The key purpose of this mission, which is also AgniKul’s first flight, is to serve as a test flight, demonstrate in-house and home-grown technologies, gather crucial flight data, and ensure optimal functioning of systems for AgniKul’s orbital launch vehicle, the ‘Agnibaan’.

 


Pawan Goenka, chairman of Indian National Space Promotion and Authorisation Centre (IN-SPACe), the commercial arm of Isro, said, “Today it is the power of young innovators and entrepreneurs who are leading from the front, innovating with cutting-edge technology such as the world’s first 3D printed semi-cryogenic engine, that is driving the transformation of India’s space sector. At IN-SPACe, we are committed to supporting these young pioneers as they help to propel India to a leadership position in the global space arena.”

 


“AgniKul’s achievement is nothing short of a historical milestone since India launched its maiden rocket in 1963 from the Thumba launch station. This is a huge boost and a proud moment for India’s thriving private space industry, and just a glimpse into what the future holds for us. Our hearty congratulations to the entire team behind this and best wishes for their future efforts,” said A K Bhatt, director-general, Indian Space Association.

 


“This significant launch, coupled with the recently introduced guidelines for the implementation of the Indian Space Policy 2023 by IN-SPACe and the new foreign direct investment regulations, will undoubtedly bolster global confidence in India’s private space industry and its growing capabilities,” he said.

 


The Agnibaan rocket is a customisable, two-stage launch vehicle that can carry up to 300 kilogram (kg) of payload to orbits nearly 700 kilometre in altitude, the company said. This can be compared to SpaceX’s Falcon Heavy, which can carry 63,500 kg to low Earth orbit, according to reports.

 


It was in November 2022 that a private company, Skyroot Aerospace, successfully developed and operated the launch vehicle Vikram-S on a sub-orbital flight from Satish Dhawan Space Centre SHAR, becoming the first player to do so.

 


Founded in 2017 by Srinath Ravichandran, Moin S P M, and S R Chakravarthy, a professor from IIT Madras, AgniKul became the first Indian firm to sign an agreement with Isro in December 2020. This pioneering agreement was facilitated under the IN-SPACe initiative, granting AgniKul unprecedented access to Isro’s expertise and cutting-edge facilities. The company is one of the highest-funded space startups in India and has raised $42 million so far.

 


The AgniKul team consists of over 200 engineers and is associated with National Centre for Combustion Research & Development at IIT Madras. Additionally, the team is guided by 45 former scientists from Isro who bring invaluable expertise to the endeavour of democratising access to space.


 


Rocket science 

 


300 kg: Payload capacity of Agnibaan rocket

 


700 km: Altitude limit up to which the payload can be carried

 


200: Number of engineers in the AgniKul team

 


$42 million: Fund raised by AgniKul startup so far 

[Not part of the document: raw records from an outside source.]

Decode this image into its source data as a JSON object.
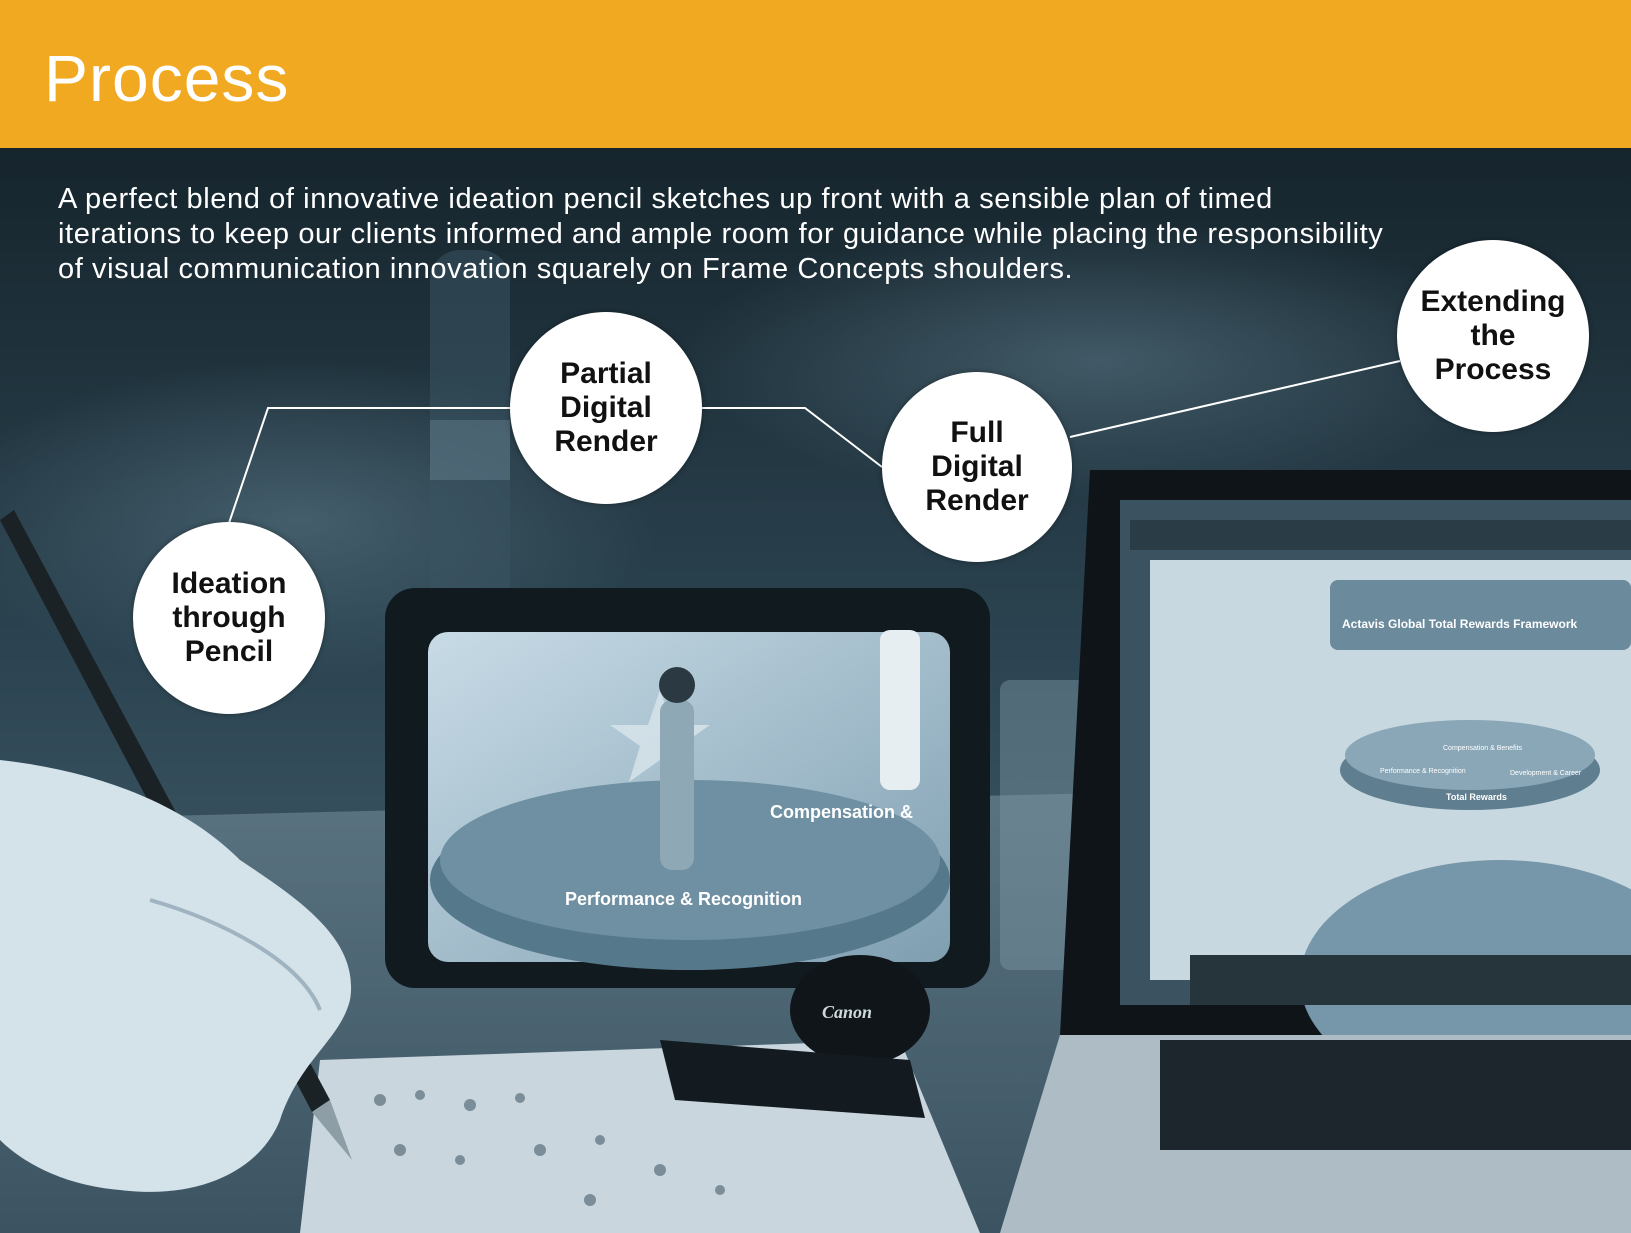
{
  "header": {
    "title": "Process",
    "color": "#f2a922"
  },
  "intro": "A perfect blend of innovative ideation pencil sketches up front with a sensible plan of timed iterations to keep our clients informed and ample room for guidance while placing the responsibility of visual communication innovation squarely on Frame Concepts shoulders.",
  "steps": [
    {
      "label": "Ideation\nthrough\nPencil"
    },
    {
      "label": "Partial\nDigital\nRender"
    },
    {
      "label": "Full\nDigital\nRender"
    },
    {
      "label": "Extending\nthe\nProcess"
    }
  ],
  "photo": {
    "tablet_labels": [
      "Compensation &",
      "Performance & Recognition"
    ],
    "laptop_title": "Actavis Global Total Rewards Framework",
    "laptop_labels": [
      "Compensation & Benefits",
      "Performance & Recognition",
      "Development & Career",
      "Total Rewards"
    ],
    "lens_cap_brand": "Canon"
  }
}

First Published: May 30 2024 | 9:49 AM IST

Source: Start Ups